I am a writer. I've always loved making marks on paper and having them mean something. My mother urged me to keep a diary when I was very young and I have kept up that habit through the good times and bad. It has often been my muse and consolation when grief has visited. When I have a difficult decision I find that just writing about the problem usually leads to a resolution. Writing opens the door in me that leads to what I can only describe as a higher intelligence. So I go there daily to immerse myself for a half hour or so in that pool of tranquility. I emerge refreshed and with a clear direction for the rest of the day.

I am regularly asked to teach painting but the one activity that I consider of greater worth than painting is journaling. It is private, safe and leads directly to the source.

These are my journals for the past 23 years. As a student at the Pacific Northwest College of Art (formerly the Museum Art School in Portland) one of our first requirements was to post regularly in a dedicated journal. I just added the journal to my daily diary writing habit and was off and running. The thing I loved the most was how we were considered "busy" during the day if we were madly scribbling away in the journal. I used that book to hide all my anxieties about being among so many students more gifted than I. Whenever I felt blocked I just whipped out my journal and it was like walking into my own private world where no one could touch me.

The reason I am thinking about journals so much today is because I have just finished the last page in number 16 and will start a brand new one now. For me this is like New Year's Day; I say goodbye to a part of my life that is over and welcome what comes next.

I wonder what will happen to these books when I am gone, filled with my deepest aspirations and my most personal art. I know they will change, drift apart, get lost, be destroyed, join the detritus of the world. I like to imagine them doing that.

Monday, April 10, 2006

Treasure from Artfest

This is my precious matchbook shrine from the talented Michael deMeng . I adore everything about it and have wanted one of his creations since the moment I discovered him.

I love that it is dark, foreboding, mysterious. That the woman's face is surrounded by flames (passion? persecution?) and that the life force has been burnt out of the objects. Yes, Michael regularly sets his work on fire! Kewl. I think this piece has great power and I will put it in my collection of madonnas and shrines from Mexico.

Sunday, April 09, 2006

Everybody has a blog but me

This is a book I made at Artfest in a class taught by Albie Smith.
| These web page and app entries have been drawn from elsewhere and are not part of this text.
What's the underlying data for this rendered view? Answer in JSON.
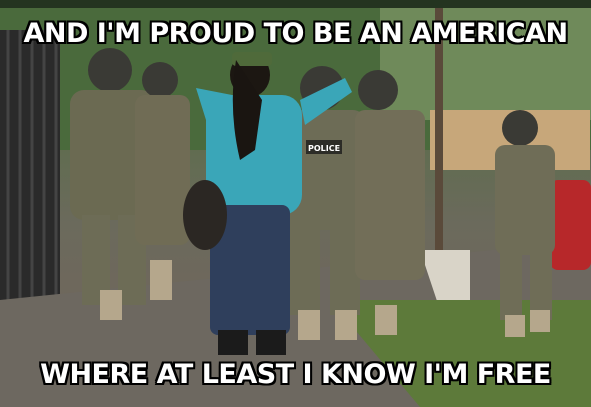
{
  "meme": {
    "top_text": "AND I'M PROUD TO BE AN AMERICAN",
    "bottom_text": "WHERE AT LEAST I KNOW I'M FREE"
  },
  "photo": {
    "badge_text": "POLICE"
  }
}
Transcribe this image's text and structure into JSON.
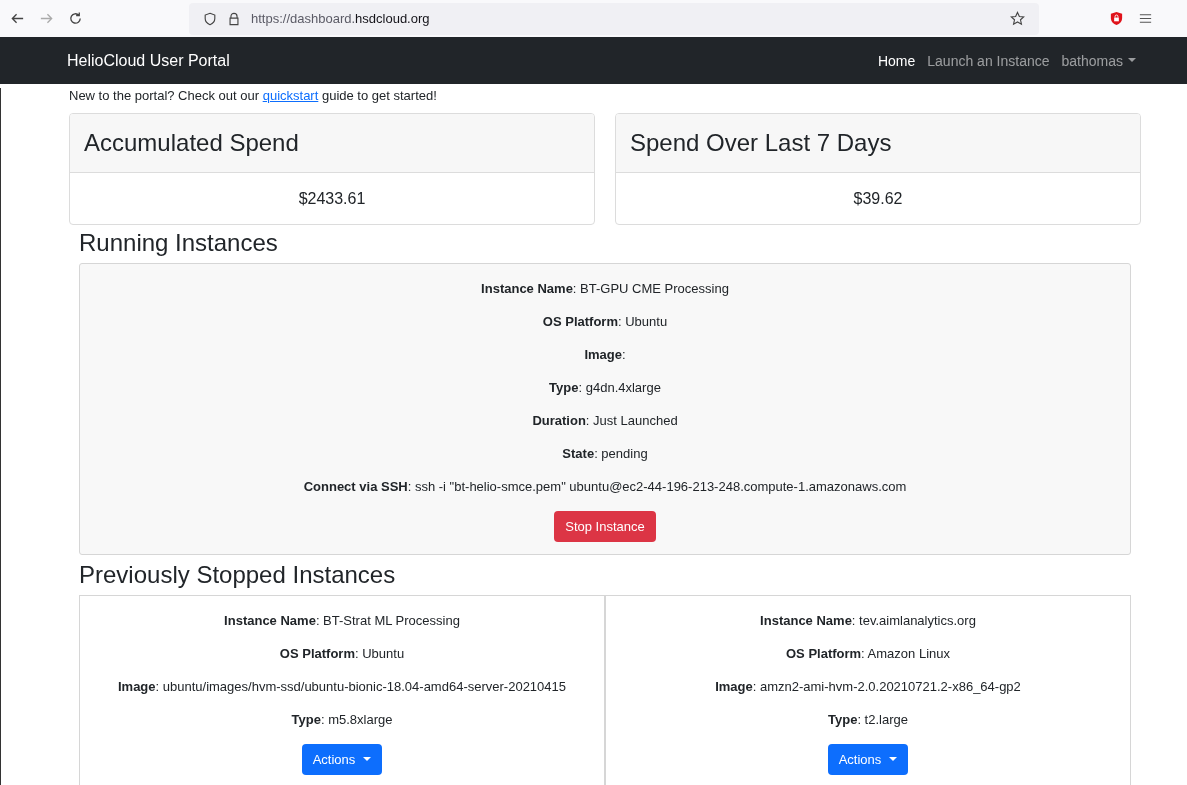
{
  "browser": {
    "url_prefix": "https://dashboard.",
    "url_domain": "hsdcloud.org"
  },
  "navbar": {
    "brand": "HelioCloud User Portal",
    "links": [
      {
        "label": "Home",
        "selected": true,
        "kind": "link"
      },
      {
        "label": "Launch an Instance",
        "selected": false,
        "kind": "link"
      },
      {
        "label": "bathomas",
        "selected": false,
        "kind": "dropdown"
      }
    ]
  },
  "intro": {
    "before": "New to the portal? Check out our",
    "link": "quickstart",
    "after": "guide to get started!"
  },
  "spend_cards": [
    {
      "title": "Accumulated Spend",
      "value": "$2433.61"
    },
    {
      "title": "Spend Over Last 7 Days",
      "value": "$39.62"
    }
  ],
  "running": {
    "heading": "Running Instances",
    "instances": [
      {
        "lines": [
          "**Instance Name**: BT-GPU CME Processing",
          "**OS Platform**: Ubuntu",
          "**Image**:",
          "**Type**: g4dn.4xlarge",
          "**Duration**: Just Launched",
          "**State**: pending",
          "**Connect via SSH**: ssh -i \"bt-helio-smce.pem\" ubuntu@ec2-44-196-213-248.compute-1.amazonaws.com"
        ],
        "button": {
          "label": "Stop Instance",
          "kind": "danger"
        }
      }
    ]
  },
  "stopped": {
    "heading": "Previously Stopped Instances",
    "instances": [
      {
        "lines": [
          "**Instance Name**: BT-Strat ML Processing",
          "**OS Platform**: Ubuntu",
          "**Image**: ubuntu/images/hvm-ssd/ubuntu-bionic-18.04-amd64-server-20210415",
          "**Type**: m5.8xlarge"
        ],
        "button": {
          "label": "Actions",
          "kind": "dropdown"
        }
      },
      {
        "lines": [
          "**Instance Name**: tev.aimlanalytics.org",
          "**OS Platform**: Amazon Linux",
          "**Image**: amzn2-ami-hvm-2.0.20210721.2-x86_64-gp2",
          "**Type**: t2.large"
        ],
        "button": {
          "label": "Actions",
          "kind": "dropdown"
        }
      }
    ]
  }
}
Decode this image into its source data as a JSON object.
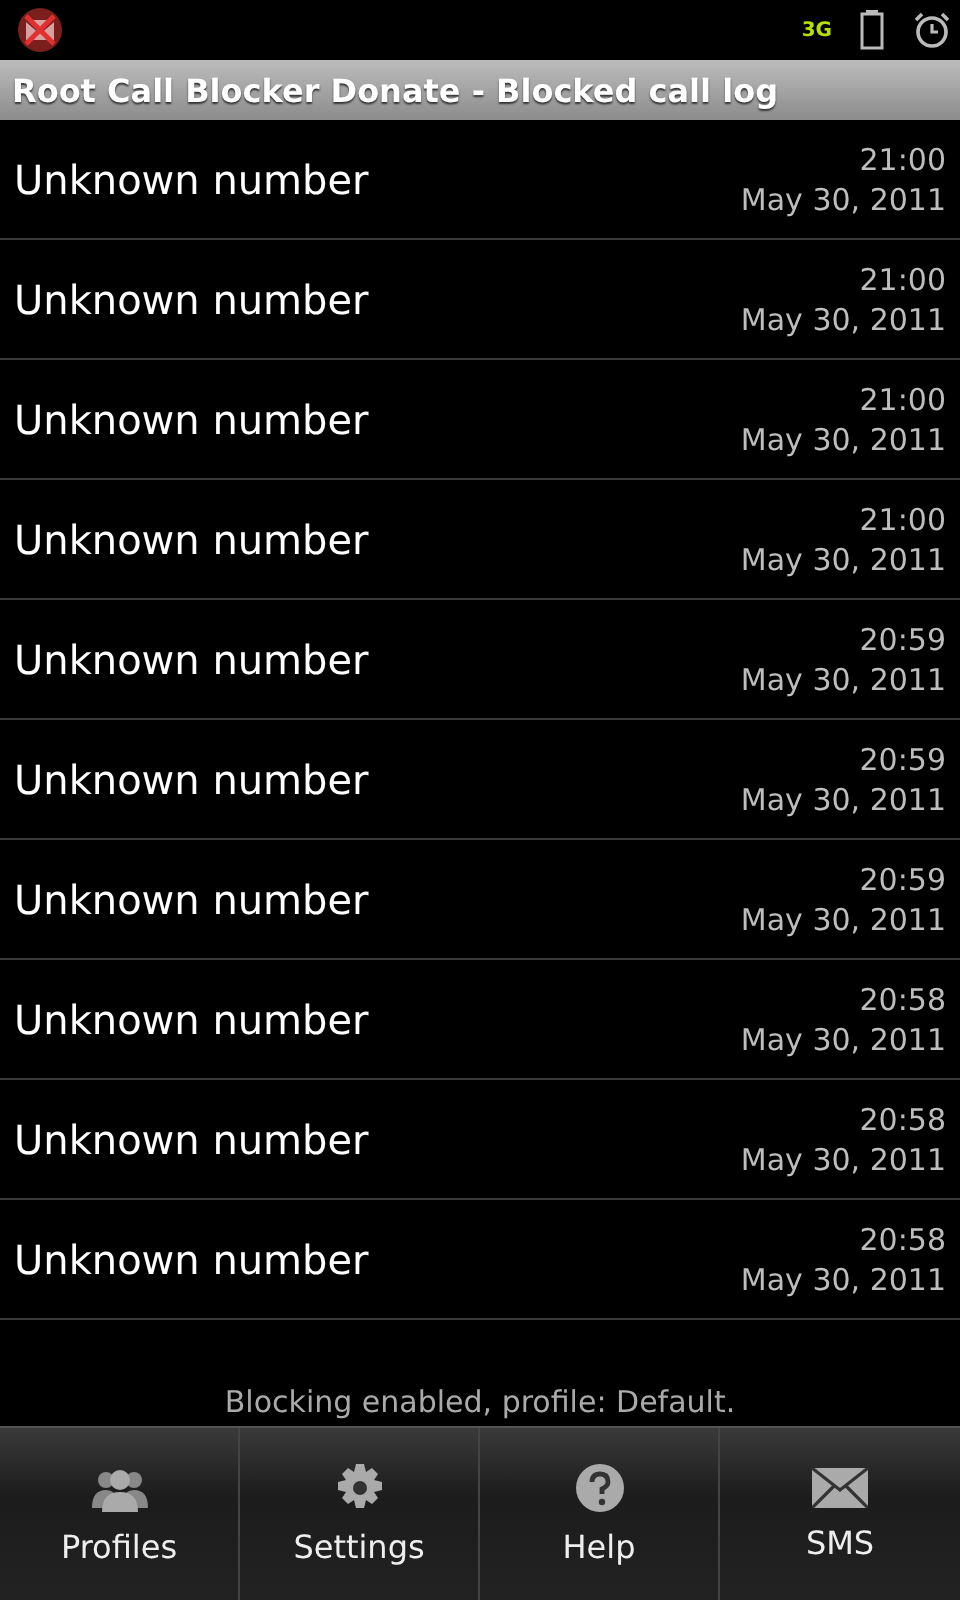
{
  "status_bar": {
    "network": "3G"
  },
  "window": {
    "title": "Root Call Blocker Donate - Blocked call log"
  },
  "calls": [
    {
      "name": "Unknown number",
      "time": "21:00",
      "date": "May 30, 2011"
    },
    {
      "name": "Unknown number",
      "time": "21:00",
      "date": "May 30, 2011"
    },
    {
      "name": "Unknown number",
      "time": "21:00",
      "date": "May 30, 2011"
    },
    {
      "name": "Unknown number",
      "time": "21:00",
      "date": "May 30, 2011"
    },
    {
      "name": "Unknown number",
      "time": "20:59",
      "date": "May 30, 2011"
    },
    {
      "name": "Unknown number",
      "time": "20:59",
      "date": "May 30, 2011"
    },
    {
      "name": "Unknown number",
      "time": "20:59",
      "date": "May 30, 2011"
    },
    {
      "name": "Unknown number",
      "time": "20:58",
      "date": "May 30, 2011"
    },
    {
      "name": "Unknown number",
      "time": "20:58",
      "date": "May 30, 2011"
    },
    {
      "name": "Unknown number",
      "time": "20:58",
      "date": "May 30, 2011"
    }
  ],
  "status_message": "Blocking enabled, profile: Default.",
  "menu": [
    {
      "label": "Profiles",
      "kind": "profiles"
    },
    {
      "label": "Settings",
      "kind": "settings"
    },
    {
      "label": "Help",
      "kind": "help"
    },
    {
      "label": "SMS",
      "kind": "sms"
    }
  ]
}
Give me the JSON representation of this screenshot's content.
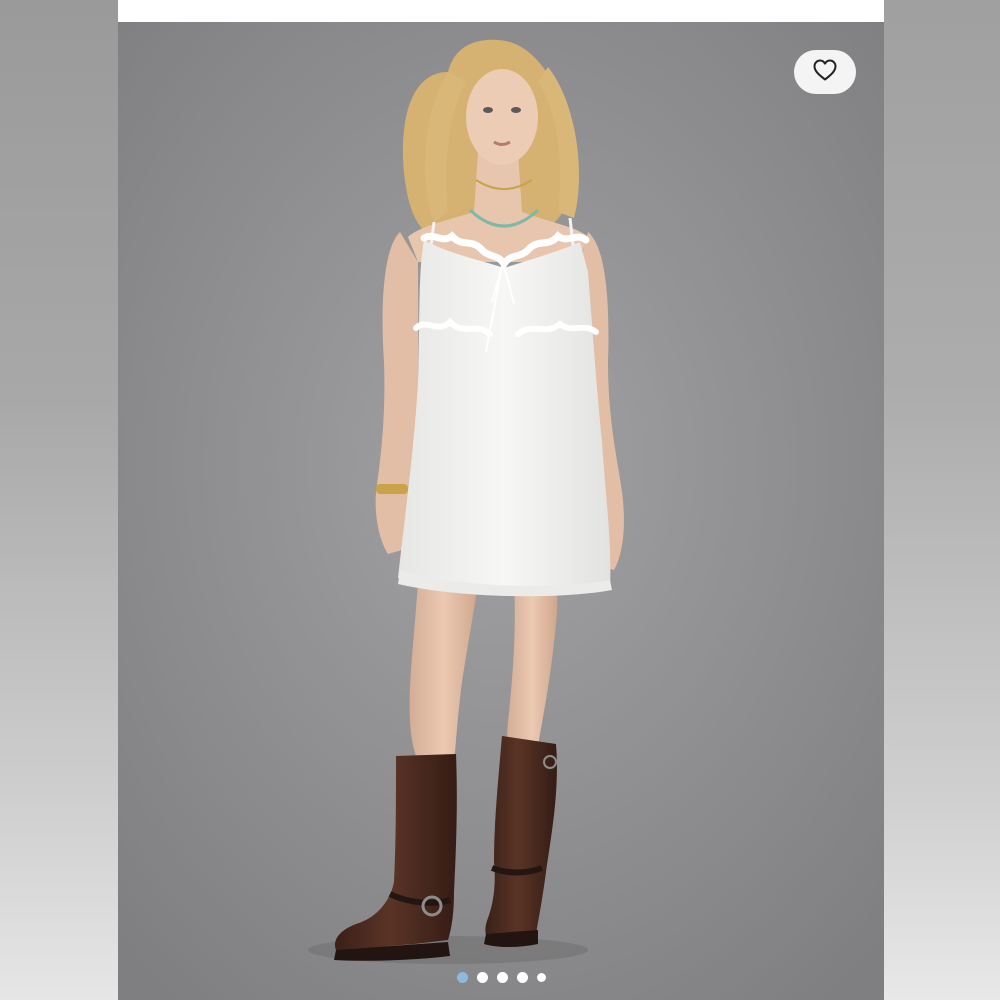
{
  "product_image": {
    "description_alt": "",
    "model": {
      "dress_color": "#f4f4f2",
      "boots_color": "#4a2a1f",
      "hair_color": "#d9b779",
      "skin_color": "#e9c9b2"
    },
    "background_color": "#8f8f91"
  },
  "wishlist": {
    "icon": "heart-outline-icon",
    "button_color": "#f4f4f4"
  },
  "carousel": {
    "total": 5,
    "active_index": 0,
    "active_color": "#8fb9d8",
    "inactive_color": "#ffffff"
  }
}
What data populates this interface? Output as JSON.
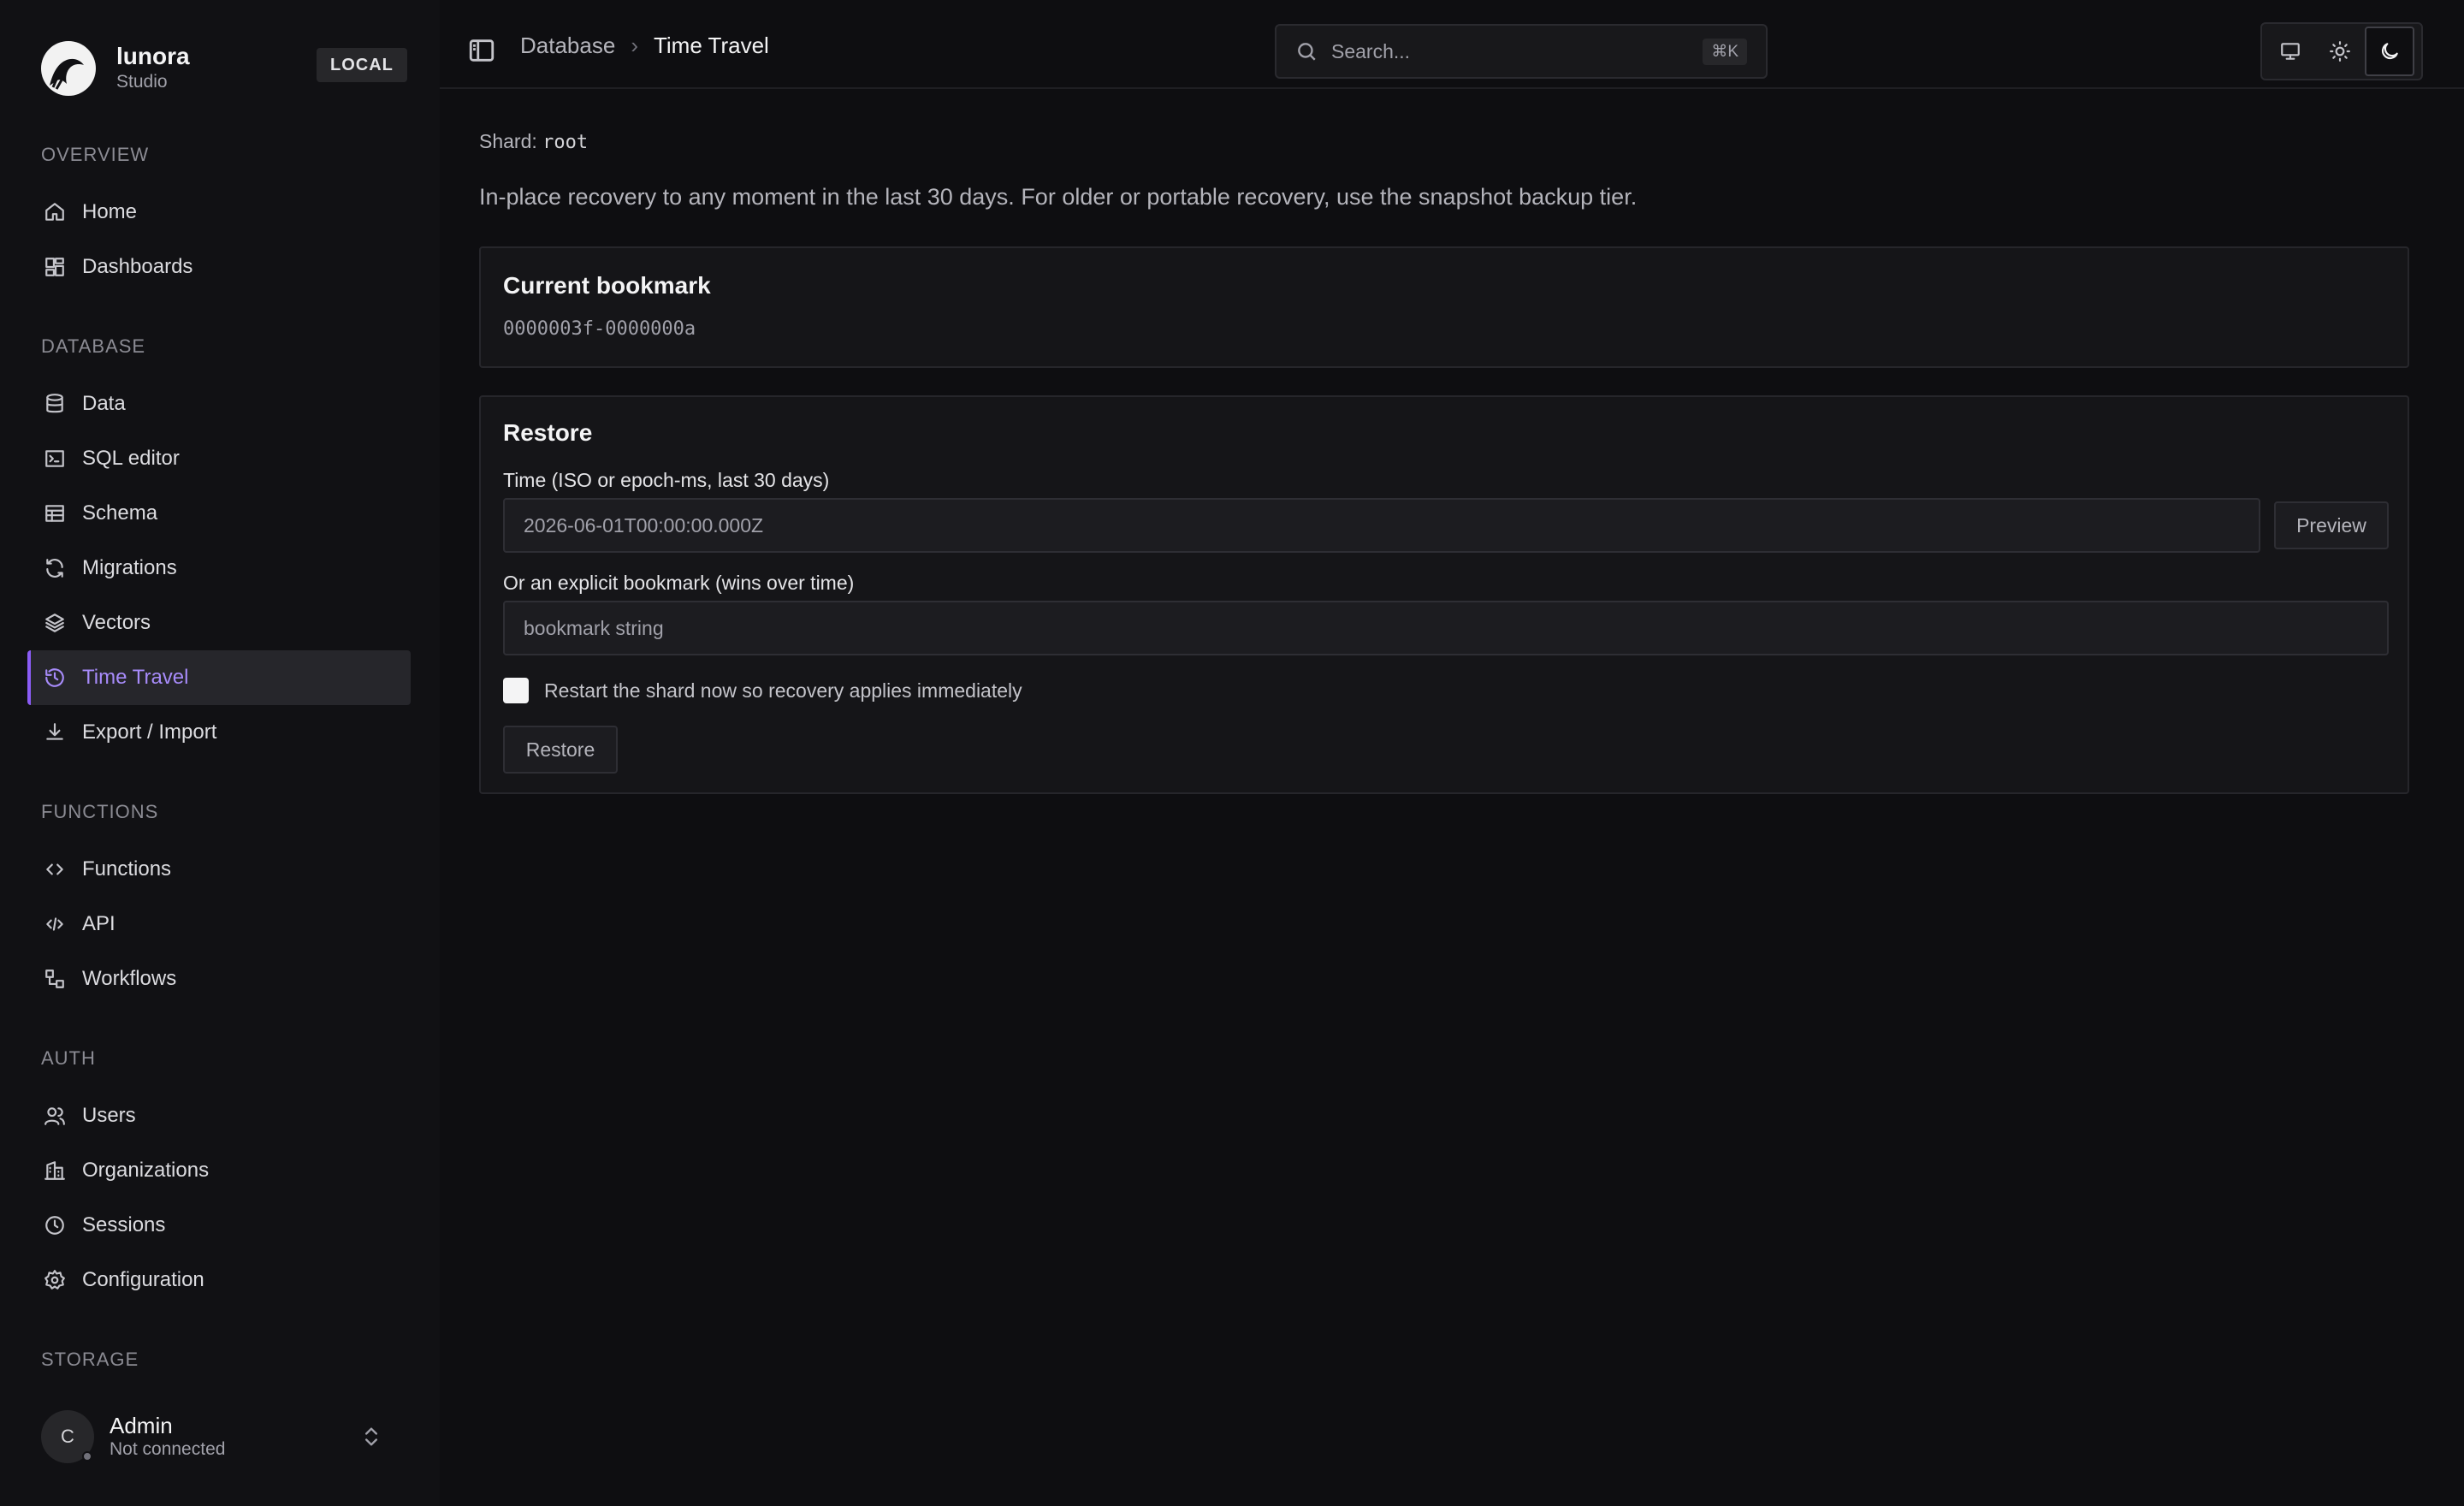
{
  "brand": {
    "name": "lunora",
    "subtitle": "Studio",
    "env_badge": "LOCAL"
  },
  "sidebar": {
    "sections": [
      {
        "title": "OVERVIEW",
        "items": [
          {
            "label": "Home",
            "icon": "home-icon"
          },
          {
            "label": "Dashboards",
            "icon": "dashboard-icon"
          }
        ]
      },
      {
        "title": "DATABASE",
        "items": [
          {
            "label": "Data",
            "icon": "database-icon"
          },
          {
            "label": "SQL editor",
            "icon": "terminal-icon"
          },
          {
            "label": "Schema",
            "icon": "table-icon"
          },
          {
            "label": "Migrations",
            "icon": "refresh-icon"
          },
          {
            "label": "Vectors",
            "icon": "layers-icon"
          },
          {
            "label": "Time Travel",
            "icon": "history-icon",
            "active": true
          },
          {
            "label": "Export / Import",
            "icon": "download-icon"
          }
        ]
      },
      {
        "title": "FUNCTIONS",
        "items": [
          {
            "label": "Functions",
            "icon": "code-icon"
          },
          {
            "label": "API",
            "icon": "code-xml-icon"
          },
          {
            "label": "Workflows",
            "icon": "workflow-icon"
          }
        ]
      },
      {
        "title": "AUTH",
        "items": [
          {
            "label": "Users",
            "icon": "users-icon"
          },
          {
            "label": "Organizations",
            "icon": "building-icon"
          },
          {
            "label": "Sessions",
            "icon": "clock-icon"
          },
          {
            "label": "Configuration",
            "icon": "gear-icon"
          }
        ]
      },
      {
        "title": "STORAGE",
        "items": []
      }
    ]
  },
  "user": {
    "initial": "C",
    "name": "Admin",
    "status": "Not connected"
  },
  "header": {
    "breadcrumb_parent": "Database",
    "breadcrumb_current": "Time Travel",
    "search_placeholder": "Search...",
    "search_shortcut": "⌘K"
  },
  "page": {
    "shard_label": "Shard:",
    "shard_value": "root",
    "intro": "In-place recovery to any moment in the last 30 days. For older or portable recovery, use the snapshot backup tier.",
    "bookmark_card": {
      "title": "Current bookmark",
      "value": "0000003f-0000000a"
    },
    "restore_card": {
      "title": "Restore",
      "time_label": "Time (ISO or epoch-ms, last 30 days)",
      "time_value": "2026-06-01T00:00:00.000Z",
      "preview_button": "Preview",
      "bookmark_label": "Or an explicit bookmark (wins over time)",
      "bookmark_placeholder": "bookmark string",
      "restart_label": "Restart the shard now so recovery applies immediately",
      "restore_button": "Restore"
    }
  },
  "colors": {
    "accent": "#a78bfa",
    "background": "#0e0e11",
    "sidebar": "#111114",
    "card": "#151518"
  }
}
Why blog? Well, because it is the easiest way to share my art investigations with my friends who live far away. That is the main reason. My tribe of friends keeps expanding wider and wider. We no longer live within driving distance; posting to a blog is a way of sharing with my friends in distant states and countries.

My hope is that I can post a small bit a chat each day and a photograph of what is in my studio. I have no idea how to work the technical parts of this yet so no doubt I will learn as I go. No one knows I am here yet so that is good. I like to fall on my face when no one is watching; then I can pretend I am perfect.

I have a saying that I love (and probably plagiarized from someone so don't sue me) and so I will start with that. It is, "Often wrong but never in doubt". That is me. And this is my story.